They did not write that the new analysis excludes all fossils other than Ida, comparing her only to eight living primates. For comparison, similar studies of fossil primates by other researchers have examined up to 117 species. Franzen told Nature, “There are almost no skeletons comparable to Darwinius … our opponents are referring mostly to fragments of jaws and teeth.”

Other palaeontologists are not buying the argument. Palaeontologist John Fleagle of the State University of New York in Stony Brook says, “Why not include data from the many fossils from the past 54 million years?” Evolutionary anthropologist Blythe Williams at Duke University in Durham, North Carolina, lead author of one of the papers that placed Ida among the lemur ancestors, says, “I’d love to see an analysis like they’re doing with a much broader [range of] taxa”, including some “spectacularly preserved” fossil lemurs.

Building a family tree — or phylogeny — always includes some subjectivity: in addition to choosing which species to include, researchers must decide which characteristics of each species to include in the analysis, and then they must score each characteristic. For Ida, that might involve deciding which bones in the ear are relevant and comparing their shapes or relative sizes to those in other species.

Palaeoanthropologist Russell Ciochon of the University of Iowa in Iowa City wrote in an email: “the critical factor is always who did the scoring — don’t let Williams et al. off the hook here either — they are equally as guilty as Gingerich et al. when it comes to ‘creative’ character scoring.”

Yet many researchers agree that more data is better, even if not all the included fossils are as intact as Ida. “If you have a new fossil species … you have to compare it to other fossils,” says phylogenetic biologist John Wiens of the State University of New York at Stony Brook. “It’s not that controversial.”

Progress, funeral by funeral

The condition of the fossil is also a bone of contention. “If Darwinius were as beautiful and complete as we’re led to believe, there would be less controversy,” says palaeontologist Chris Beard of the Carnegie Museum of Natural History in Pittsburgh, Pennsylvania. “Its ear would be definitive.”

The ankle, which Williams and colleagues claim looks too crushed in photographs to be reliable, is also the kind of fragment on which other entire species classifications rely. Franzen says the team completed high-resolution computed tomography (CT) scans of Ida’s hands and feet (only the head was scanned in high resolution in time for the 2009 announcement) too late for the present paper, but that they are analysing the data now. Williams says that when one of her collaborators asked for access to Ida material before writing their paper, they were told it was not available.

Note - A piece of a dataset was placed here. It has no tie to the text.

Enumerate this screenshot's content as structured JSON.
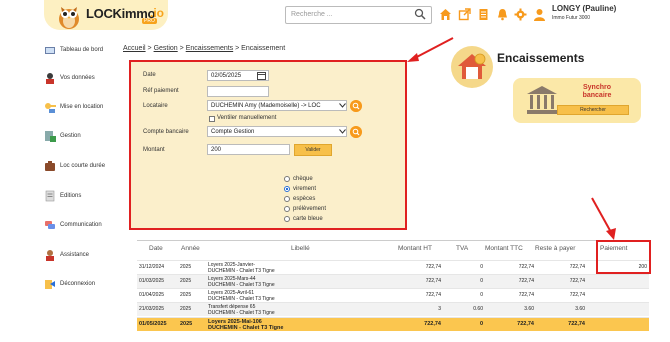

“What we are seeing now with this current exchange of papers is nothing more than the normal back and forth of peer review that takes place every day in the pages of scientific journals far outside the public’s imaginations or interest,” writes Ciochon. “Science moves forward funeral by funeral … almost no one ever changes their mind.”

See this news story on Nature News [html] or here [pdf].

concavenator

Crested dinosaur pushes back dawn of feathers

A predatory dinosaur with bony bumps on its arms and a strange hump on its back provides evidence that feathers began to appear earlier than researchers thought, according to a report in Nature today.

The new species, named Concavenator corcovatus, was about 4 metres long from nose to tail and lived during the Early Cretaceous period, about 130 million years ago. Its discoverers, led by palaeontologist Francisco Ortega of the National University of Distance Learning in Madrid, found the fossil in a semi-arid plateau called Las Hoyas in central Spain, which was likely to have been a subtropical wetland, comparable to the modern Everglades, during the Early Cretaceous.

But it is the bumps on the dinosaur’s arms that have caused a stir: the researchers think that they may have been part of structures that anchored quills to the creature’s bones.

Read the rest of this news story on Nature News [html] or here [pdf].

This story got a mention on the Knight Science Journalism Tracker: here.